Volume 36, Issue 2, pages 186–195, February 1995
How to Cite
Fujikawa, D. G. (1995), Neuroprotective Effect of Ketamine Administered After Status Epilepticus Onset. Epilepsia, 36: 186–195. doi: 10.1111/j.1528-1157.1995.tb00979.x
- Issue published online: 3 AUG 2005
- Article first published online: 3 AUG 2005
- Received August 1993; revision accepted June 1994.
- Status epilepticus;
- Cell death;
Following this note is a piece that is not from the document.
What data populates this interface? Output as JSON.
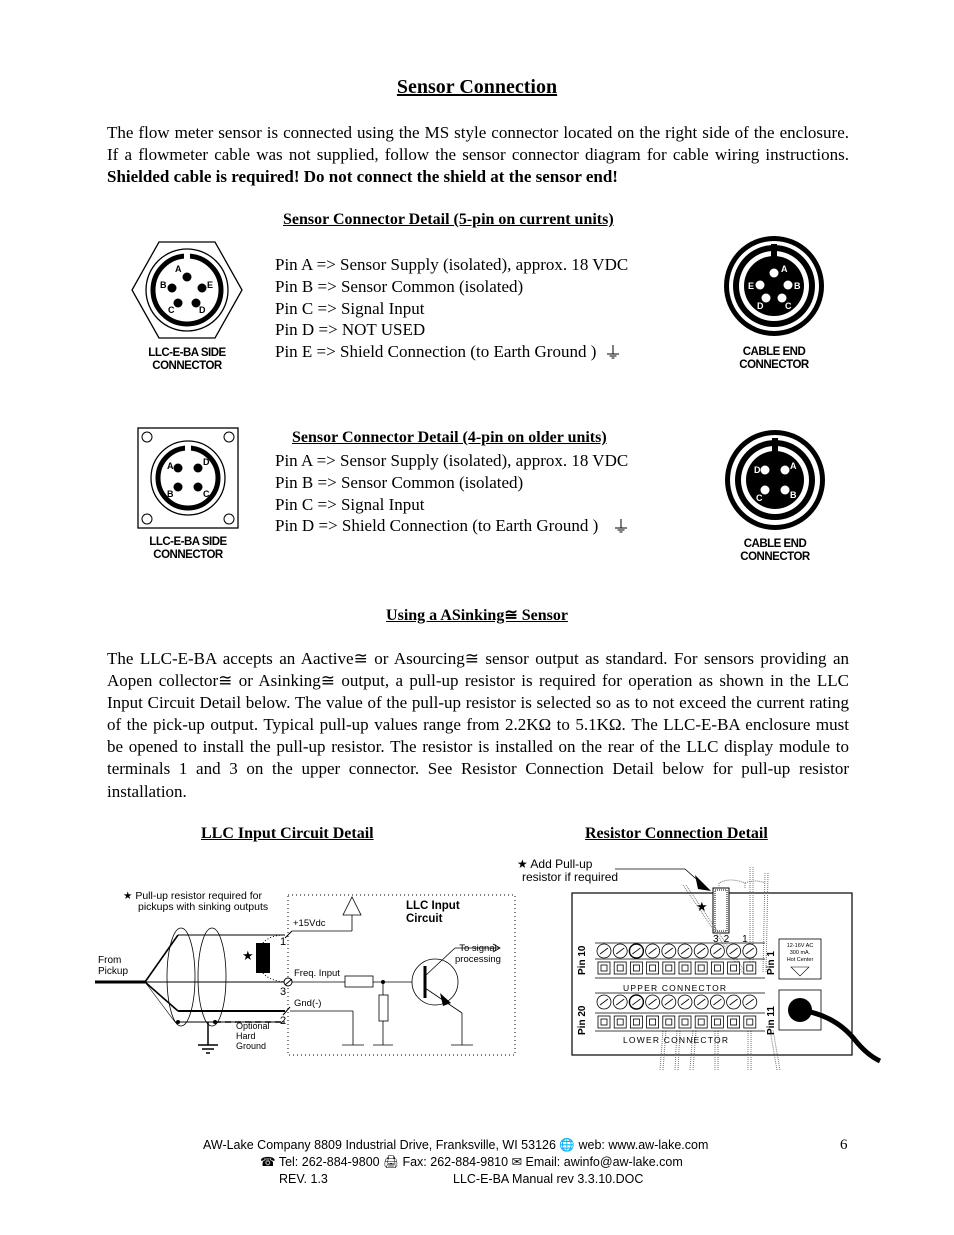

Summary We investigated the neuroprotective effect of the noncompetitive N-methyl-d-asparatate (NMDA) antagonist ketamine when administered after onset of lithium-pilocarpine-induced status epilepticus (SE). Seizures were induced in Wistar rats with lithium chloride (3 mEq/kg) and pilocarpine (PC) (30–60 mg/kg intraperitoneally, i.p.). Fifteen minutes after SE onset, either ketamine 100 mg/kg or normal saline was injected i.p., and 3 h after SE onset atropine, diazepam (DZP), and phenobarbital (PB) were administered i.p. to terminate the seizures. Twentyfour hours later, rats underwent brain perfusion-fixation, with subsequent brain processing for light-microscopic examination. Rats administered saline (n = 5) had neuronal damage in 24 of 25 brain regions examined. Rats administered ketamine (n = 7) had significant neuroprotection in 22 of 24 damaged regions. Ketamine reduced the amplitude of seizure discharges, and in 3 rats EEG seizur activity ceased in 30 min; none of these rats had neuronal damage. In the other 4 rats, EEG seizure discharges persisted >90 min; in these animals, 21 of 24 damaged regions were protected. In contrast, rats with 1-h high-dose PC-induced SE (400 mg/kg i.p. without lithium chloride preadministration) had 14 damaged regions, of which 7 were significantly different from the undamaged regions of the ketamine subgroup with persistent electrographic seizures. Thus, ketamine is remarkably neuroprotective when administered after onset of SE, whether or not seizure discharges are eliminated.